(5 stars) A Wild and Precious Life: A Memoir by Edie Windsor, Joshua Lyon
I LOVED this book. LOVED it. It’s funny and smart and made me cry sad tears AND happy tears.
If you know nothing about Edie Windsor, you probably at least know this: she brought the case United States v. Windsor to the Supreme Court in 2013, defeating section 3 of the Defense of Marriage Act. Stories about Windsor and her wife Thea were everywhere — they had been together for 40 years, and when Thea passed away, Edie was forced to pay insane inheritance taxes that would not have applied had they been legally married. A long-term activist, Edie decided to take this as a sign and fight.
A Wild and Precious Life (by the way, that’s a Mary Oliver quote that I saw originally in Nora McInerny’s writings and will likely end up in ink on my body at some point) starts with Edie’s childhood. She talks about growing up in the 30s and 40s, coming to terms with her sexuality in the 1950s (after ending her marriage to a childhood friend) and ending up in New York. She worked for IBM for almost two decades and became incredibly well-known for her skills. Still, she compartmentalized her life — many of her co-workers did not know she was a lesbian for decades. Interspersed with the steps she took in life are fascinating stories about her friendships, her family, and of course, Thea.
Lyon took over completing the book after Edie passed away, and he did an incredible job of finishing Edie’s story for her. It’s filled with history — not only Edie and her family, but the history of the gay rights movement and IBM and New York City. Edie was witty and wild and unafraid. It’s just a really rich story and I loved every minute of it.
(4 stars) Things We Didn’t Talk About When I Was a Girl: A Memoir by Jeannie Vanasco
I read this one a while ago, but I’m having trouble reviewing it because it was a tough read. It tackles some really painful and emotional subjects, and while the writing style wasn’t my personal favorite (it bounces around a lot), I found the content to be incredibly brave and thought-provoking.
“I want him to call the assault significant—because if he does, I might stop feeling ashamed about the occasional flashbacks and nightmares. Sometimes I question whether my feelings are too big for the crime.”
When she was in high school, Vanasco’s best friend raped her at a party. She spent years trying to come to terms with calling it rape, unable or unwilling to label what he did as sexual assault. And then, of course, processing the attack itself has consumed Vanasco’s life. In an attempt to give herself some closure, Vanasco uses this memoir to reach out to her rapist and meet with him. The book discusses how she came to that decision as well as everything that happened once she did.
“I want to be honest here—because I doubt I’m the only woman sexually assaulted by a friend and confused about her feelings.”
Vanasco tears down and rebuilds a LOT in this book: the actions of that night, her friendship with her rapist in retrospect, her memories of their time together. She analyzes how she feels about him, what it would mean if she forgave him, and how other men who abused her affected her relationships in life.
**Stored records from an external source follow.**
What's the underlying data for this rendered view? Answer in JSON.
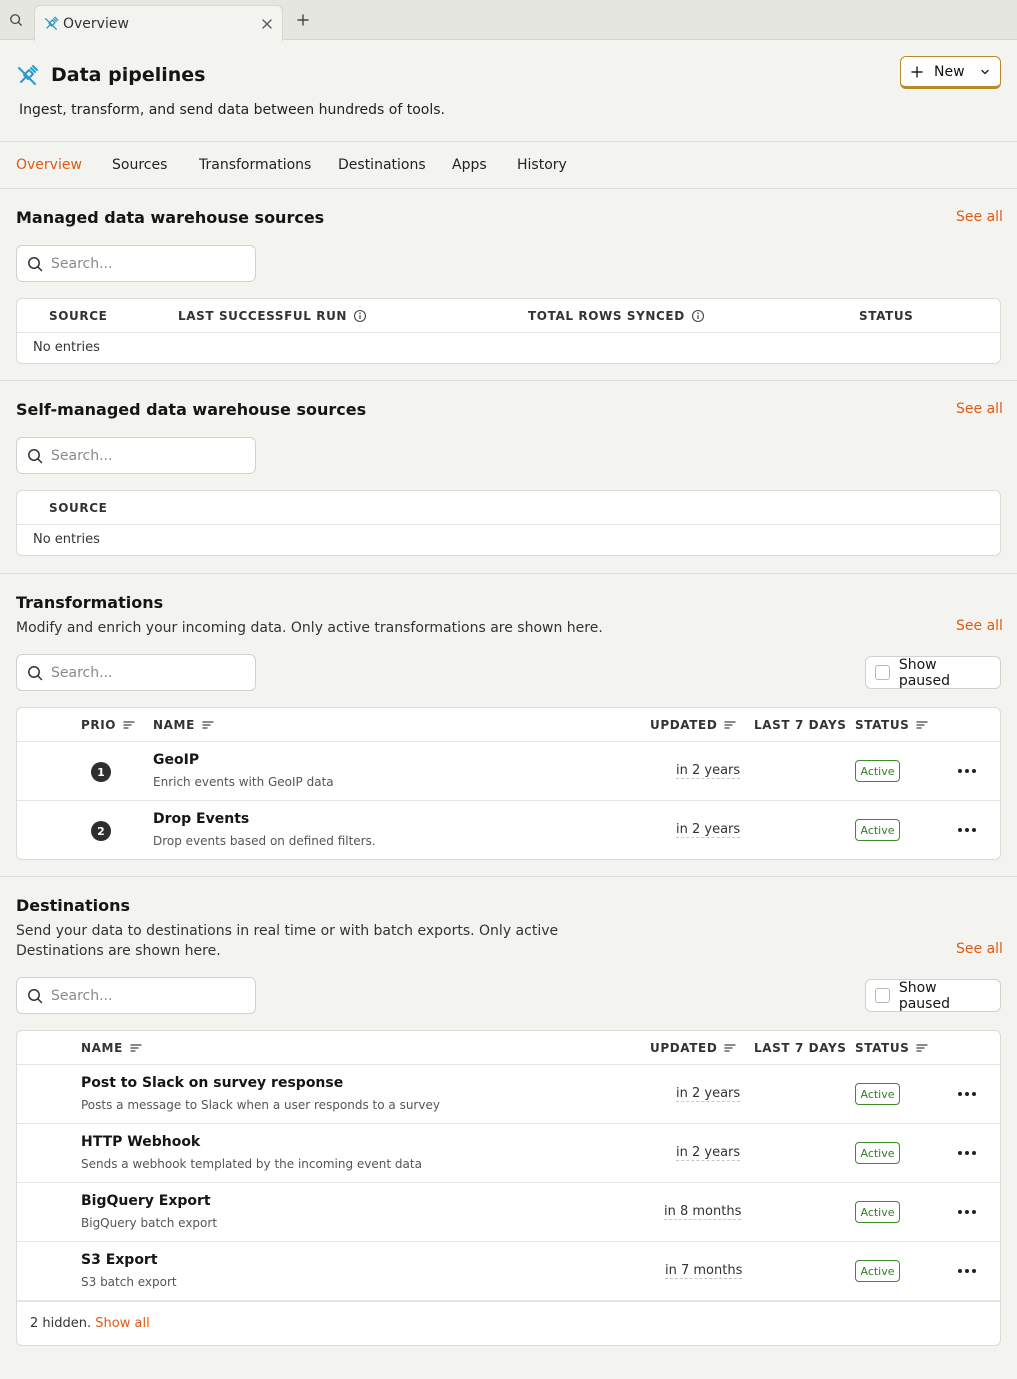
{
  "tabbar": {
    "tab_title": "Overview"
  },
  "header": {
    "title": "Data pipelines",
    "subtitle": "Ingest, transform, and send data between hundreds of tools.",
    "new_label": "New"
  },
  "nav": {
    "tabs": [
      {
        "label": "Overview",
        "active": true
      },
      {
        "label": "Sources"
      },
      {
        "label": "Transformations"
      },
      {
        "label": "Destinations"
      },
      {
        "label": "Apps"
      },
      {
        "label": "History"
      }
    ]
  },
  "colors": {
    "accent": "#e05a12",
    "active_green": "#2f7d21",
    "new_button_border": "#b98a27"
  },
  "managed": {
    "title": "Managed data warehouse sources",
    "see_all": "See all",
    "search_placeholder": "Search...",
    "columns": [
      "SOURCE",
      "LAST SUCCESSFUL RUN",
      "TOTAL ROWS SYNCED",
      "STATUS"
    ],
    "empty": "No entries"
  },
  "selfmanaged": {
    "title": "Self-managed data warehouse sources",
    "see_all": "See all",
    "search_placeholder": "Search...",
    "columns": [
      "SOURCE"
    ],
    "empty": "No entries"
  },
  "transformations": {
    "title": "Transformations",
    "description": "Modify and enrich your incoming data. Only active transformations are shown here.",
    "see_all": "See all",
    "search_placeholder": "Search...",
    "show_paused": "Show paused",
    "columns": [
      "PRIO",
      "NAME",
      "UPDATED",
      "LAST 7 DAYS",
      "STATUS"
    ],
    "rows": [
      {
        "prio": "1",
        "name": "GeoIP",
        "desc": "Enrich events with GeoIP data",
        "updated": "in 2 years",
        "status": "Active"
      },
      {
        "prio": "2",
        "name": "Drop Events",
        "desc": "Drop events based on defined filters.",
        "updated": "in 2 years",
        "status": "Active"
      }
    ]
  },
  "destinations": {
    "title": "Destinations",
    "description_line1": "Send your data to destinations in real time or with batch exports. Only active",
    "description_line2": "Destinations are shown here.",
    "see_all": "See all",
    "search_placeholder": "Search...",
    "show_paused": "Show paused",
    "columns": [
      "NAME",
      "UPDATED",
      "LAST 7 DAYS",
      "STATUS"
    ],
    "rows": [
      {
        "name": "Post to Slack on survey response",
        "desc": "Posts a message to Slack when a user responds to a survey",
        "updated": "in 2 years",
        "status": "Active"
      },
      {
        "name": "HTTP Webhook",
        "desc": "Sends a webhook templated by the incoming event data",
        "updated": "in 2 years",
        "status": "Active"
      },
      {
        "name": "BigQuery Export",
        "desc": "BigQuery batch export",
        "updated": "in 8 months",
        "status": "Active"
      },
      {
        "name": "S3 Export",
        "desc": "S3 batch export",
        "updated": "in 7 months",
        "status": "Active"
      }
    ],
    "footer_hidden": "2 hidden.",
    "footer_show_all": "Show all"
  }
}
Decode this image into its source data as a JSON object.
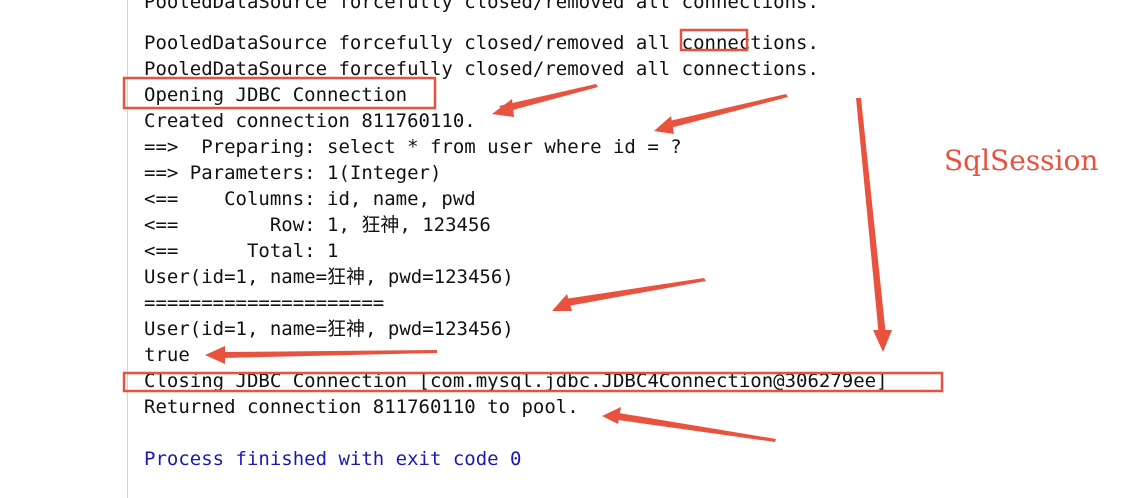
{
  "console": {
    "lines": [
      "PooledDataSource forcefully closed/removed all connections.",
      "PooledDataSource forcefully closed/removed all connections.",
      "PooledDataSource forcefully closed/removed all connections.",
      "Opening JDBC Connection",
      "Created connection 811760110.",
      "==>  Preparing: select * from user where id = ?",
      "==> Parameters: 1(Integer)",
      "<==    Columns: id, name, pwd",
      "<==        Row: 1, 狂神, 123456",
      "<==      Total: 1",
      "User(id=1, name=狂神, pwd=123456)",
      "=====================",
      "User(id=1, name=狂神, pwd=123456)",
      "true",
      "Closing JDBC Connection [com.mysql.jdbc.JDBC4Connection@306279ee]",
      "Returned connection 811760110 to pool.",
      "",
      "Process finished with exit code 0"
    ]
  },
  "annotation": {
    "label": "SqlSession",
    "color": "#e8533f"
  }
}
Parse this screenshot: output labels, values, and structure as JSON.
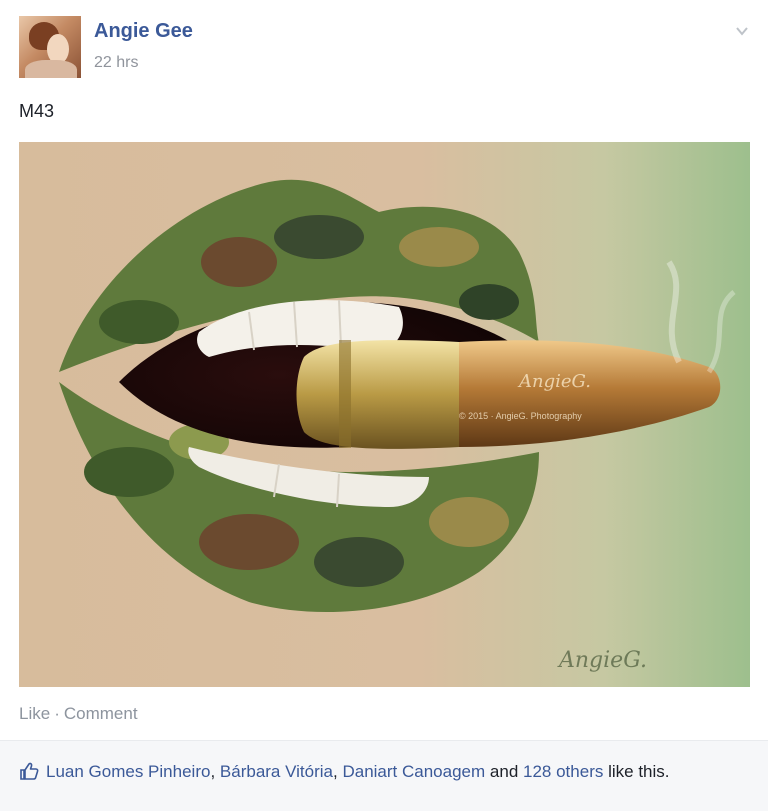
{
  "post": {
    "author": "Angie Gee",
    "time": "22 hrs",
    "text": "M43",
    "photo": {
      "alt_icon": "photo",
      "watermark_main": "AngieG.",
      "watermark_credit": "© 2015 · AngieG. Photography",
      "signature": "AngieG."
    }
  },
  "actions": {
    "like": "Like",
    "separator": "·",
    "comment": "Comment"
  },
  "likes": {
    "names": [
      "Luan Gomes Pinheiro",
      "Bárbara Vitória",
      "Daniart Canoagem"
    ],
    "comma": ",",
    "and_text": "and",
    "others": "128 others",
    "suffix": "like this."
  },
  "colors": {
    "link": "#3b5998",
    "meta": "#90949c",
    "bar_bg": "#f6f7f9"
  },
  "icons": {
    "menu": "chevron-down-icon",
    "like": "thumbs-up-icon"
  }
}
I found the sections where she compared her experiences to others very compelling. Does her assault somehow count less because she wasn’t penetrated with a penis? Because she knew her attacker? Because she was drunk? (the answer is a resounding NO but I found her thought process getting there to be very relatable).
It’s a really tough book — I read it slowly, just a few sections at a time. But it’s powerful and well-worth your time.
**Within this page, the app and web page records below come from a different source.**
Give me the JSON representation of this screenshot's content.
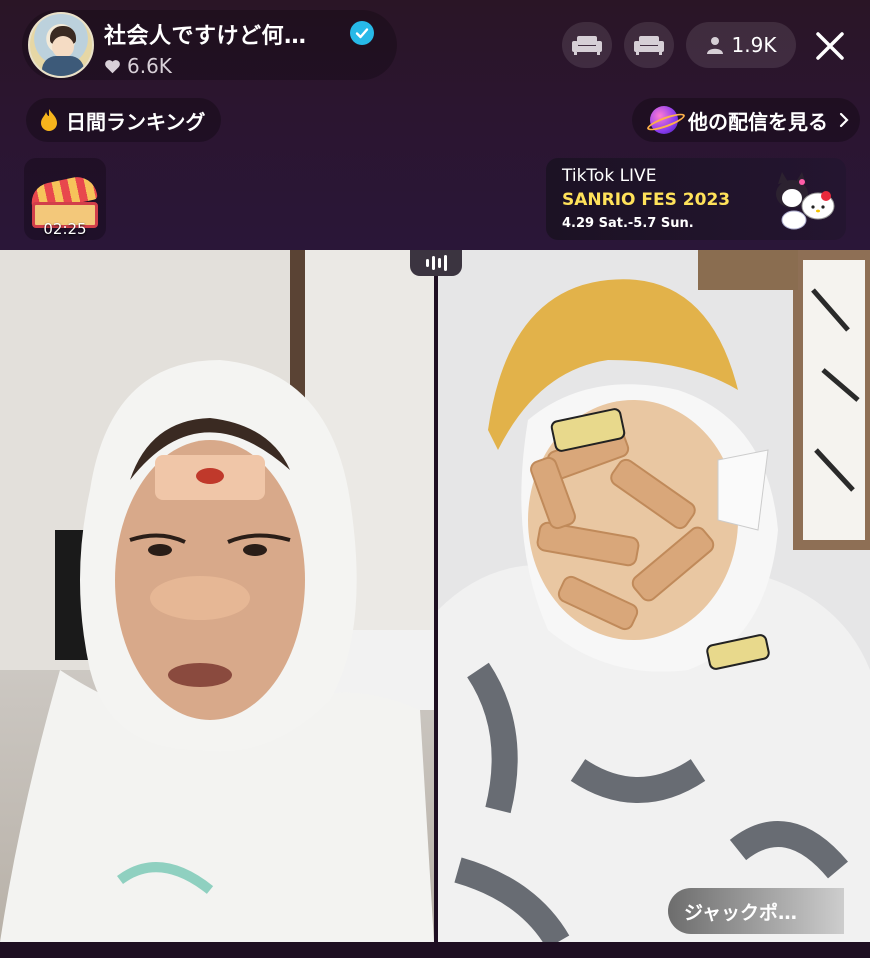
{
  "host": {
    "name": "社会人ですけど何…",
    "likes": "6.6K"
  },
  "viewers": "1.9K",
  "ranking": {
    "label": "日間ランキング"
  },
  "other_streams": {
    "label": "他の配信を見る"
  },
  "treasure": {
    "timer": "02:25"
  },
  "banner": {
    "line1": "TikTok LIVE",
    "line2": "SANRIO FES 2023",
    "line3": "4.29 Sat.-5.7 Sun."
  },
  "jackpot": {
    "label": "ジャックポ…"
  },
  "colors": {
    "background": "#2a1526",
    "verified": "#27b9e8",
    "banner_accent": "#ffe25a"
  }
}
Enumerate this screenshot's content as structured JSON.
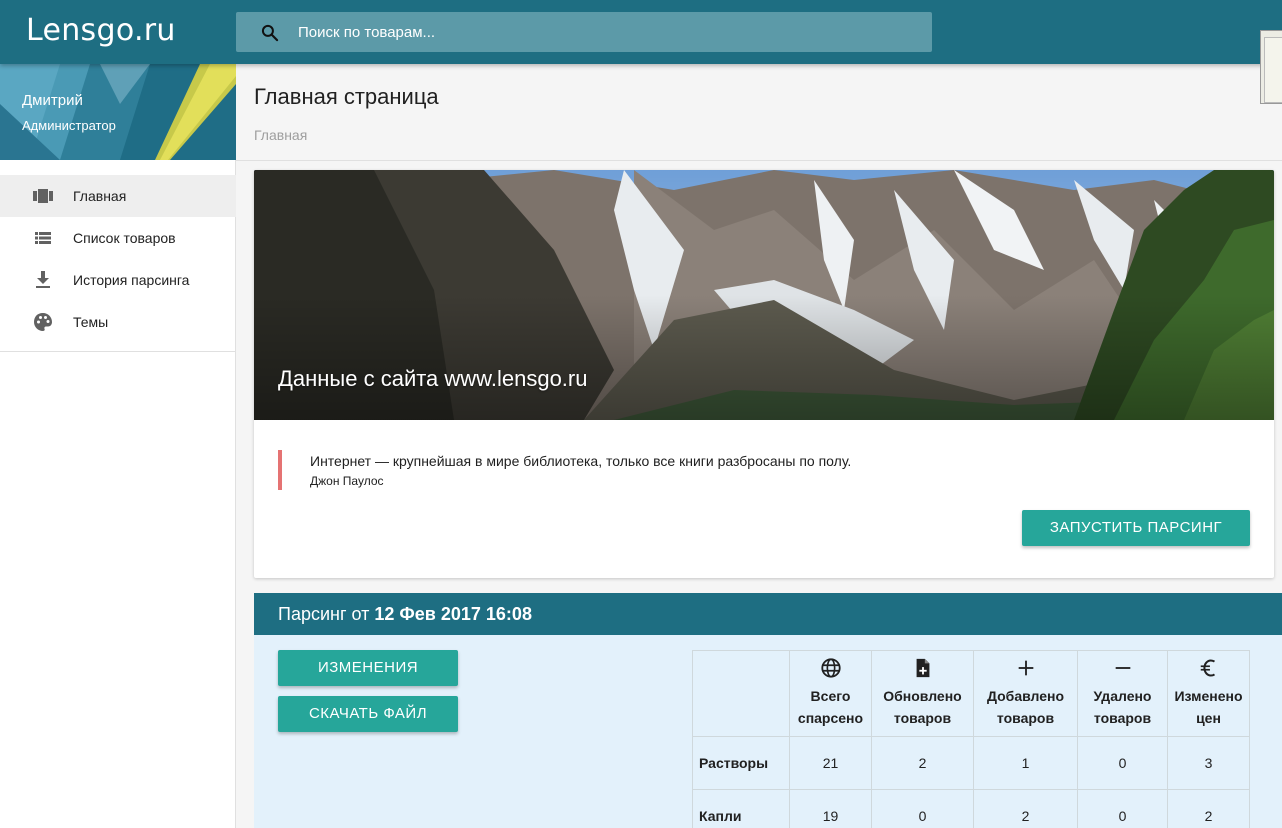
{
  "app": {
    "logo": "Lensgo.ru"
  },
  "search": {
    "placeholder": "Поиск по товарам..."
  },
  "profile": {
    "name": "Дмитрий",
    "role": "Администратор"
  },
  "sidebar": {
    "items": [
      {
        "label": "Главная",
        "icon": "view-carousel-icon",
        "active": true
      },
      {
        "label": "Список товаров",
        "icon": "list-icon",
        "active": false
      },
      {
        "label": "История парсинга",
        "icon": "download-icon",
        "active": false
      },
      {
        "label": "Темы",
        "icon": "palette-icon",
        "active": false
      }
    ]
  },
  "page": {
    "title": "Главная страница",
    "breadcrumb": "Главная"
  },
  "hero": {
    "title": "Данные с сайта www.lensgo.ru",
    "quote": "Интернет — крупнейшая в мире библиотека, только все книги разбросаны по полу.",
    "author": "Джон Паулос",
    "run_button": "Запустить парсинг"
  },
  "parsing": {
    "title_prefix": "Парсинг от",
    "date": "12 Фев 2017 16:08",
    "changes_button": "Изменения",
    "download_button": "Скачать файл",
    "columns": [
      {
        "icon": "globe-icon",
        "line1": "Всего",
        "line2": "спарсено"
      },
      {
        "icon": "note-add-icon",
        "line1": "Обновлено",
        "line2": "товаров"
      },
      {
        "icon": "plus-icon",
        "line1": "Добавлено",
        "line2": "товаров"
      },
      {
        "icon": "minus-icon",
        "line1": "Удалено",
        "line2": "товаров"
      },
      {
        "icon": "euro-icon",
        "line1": "Изменено",
        "line2": "цен"
      }
    ],
    "rows": [
      {
        "label": "Растворы",
        "values": [
          "21",
          "2",
          "1",
          "0",
          "3"
        ]
      },
      {
        "label": "Капли",
        "values": [
          "19",
          "0",
          "2",
          "0",
          "2"
        ]
      }
    ]
  },
  "colors": {
    "primary": "#1e6e82",
    "accent": "#26a69a",
    "quote_border": "#e57373",
    "parse_bg": "#e3f1fb"
  }
}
(4 stars) Ordinary Girls by Jaquira Díaz
Here’s another incredibly compelling memoir, although I blew through this one in a couple of days because I could not put it down. It’s violent and upsetting and at times hard to follow — Diaz likes to give information about future events tucked in with past events pretty frequently. But this book had me in its grips from the beginning and this woman’s life truly amazed me.
Jaquita “Jaqui” Diaz move to Miami Beach from Puerto Rico when she was in elementary school. She looks back at her time in Puerto Rico fondly, even though her family had very little. Her time in Miami was full of violence and drugs and instability. She bounced back and forth between her schizophrenic mother and her cheating father, all the while staying very bonded to her sister and receiving physical abuse from her older brother. Her father’s mother (her abuela) was a place of refuge, but her mother’s mother frequently berated her for her dark skin. Diaz acted out in every way you can imagine, from cutting class to doing drugs to stealing to having sex on the beach. Eventually, she got married and then joined the military. She also found refuge in creative writing.
Interspersed with stories of her childhood, Diaz brings up all of the other violence occurring in Miami at the time. Specifically, she talks about the Baby Lollipops case that took place in 1999, as well as Casey Anthony’s case 20 years later. This larger environment of violence coupled with the violence she experienced at home and in school makes it even more amazing Diaz survived her childhood, much less became such a successful adult.